▶ **EXTRACTED RECORDS**
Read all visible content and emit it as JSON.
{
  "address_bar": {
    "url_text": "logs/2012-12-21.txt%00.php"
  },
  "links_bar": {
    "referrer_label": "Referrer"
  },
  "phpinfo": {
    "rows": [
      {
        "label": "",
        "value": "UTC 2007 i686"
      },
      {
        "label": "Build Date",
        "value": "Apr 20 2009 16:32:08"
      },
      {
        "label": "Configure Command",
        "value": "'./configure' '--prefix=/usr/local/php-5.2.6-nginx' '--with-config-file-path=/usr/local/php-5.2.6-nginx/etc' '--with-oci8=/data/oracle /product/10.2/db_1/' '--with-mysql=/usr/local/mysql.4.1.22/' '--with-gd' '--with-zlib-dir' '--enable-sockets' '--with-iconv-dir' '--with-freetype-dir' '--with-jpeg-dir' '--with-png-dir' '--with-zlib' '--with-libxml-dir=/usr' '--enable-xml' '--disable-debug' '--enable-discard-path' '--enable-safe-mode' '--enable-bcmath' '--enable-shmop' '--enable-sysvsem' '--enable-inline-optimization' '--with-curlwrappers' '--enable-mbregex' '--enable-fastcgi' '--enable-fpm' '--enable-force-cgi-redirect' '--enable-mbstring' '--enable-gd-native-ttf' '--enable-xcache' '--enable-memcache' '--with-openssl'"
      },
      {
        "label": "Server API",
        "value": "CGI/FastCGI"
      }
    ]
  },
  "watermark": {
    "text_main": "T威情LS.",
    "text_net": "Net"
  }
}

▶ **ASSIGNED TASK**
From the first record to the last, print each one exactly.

▶ **EXERCISE OUTPUT**
Read all visible content and emit it as JSON.
{
  "address_bar": {
    "url_text": "logs/2012-12-21.txt%00.php"
  },
  "links_bar": {
    "referrer_label": "Referrer"
  },
  "phpinfo": {
    "rows": [
      {
        "label": "",
        "value": "UTC 2007 i686"
      },
      {
        "label": "Build Date",
        "value": "Apr 20 2009 16:32:08"
      },
      {
        "label": "Configure Command",
        "value": "'./configure' '--prefix=/usr/local/php-5.2.6-nginx' '--with-config-file-path=/usr/local/php-5.2.6-nginx/etc' '--with-oci8=/data/oracle /product/10.2/db_1/' '--with-mysql=/usr/local/mysql.4.1.22/' '--with-gd' '--with-zlib-dir' '--enable-sockets' '--with-iconv-dir' '--with-freetype-dir' '--with-jpeg-dir' '--with-png-dir' '--with-zlib' '--with-libxml-dir=/usr' '--enable-xml' '--disable-debug' '--enable-discard-path' '--enable-safe-mode' '--enable-bcmath' '--enable-shmop' '--enable-sysvsem' '--enable-inline-optimization' '--with-curlwrappers' '--enable-mbregex' '--enable-fastcgi' '--enable-fpm' '--enable-force-cgi-redirect' '--enable-mbstring' '--enable-gd-native-ttf' '--enable-xcache' '--enable-memcache' '--with-openssl'"
      },
      {
        "label": "Server API",
        "value": "CGI/FastCGI"
      }
    ]
  },
  "watermark": {
    "text_main": "T威情LS.",
    "text_net": "Net"
  }
}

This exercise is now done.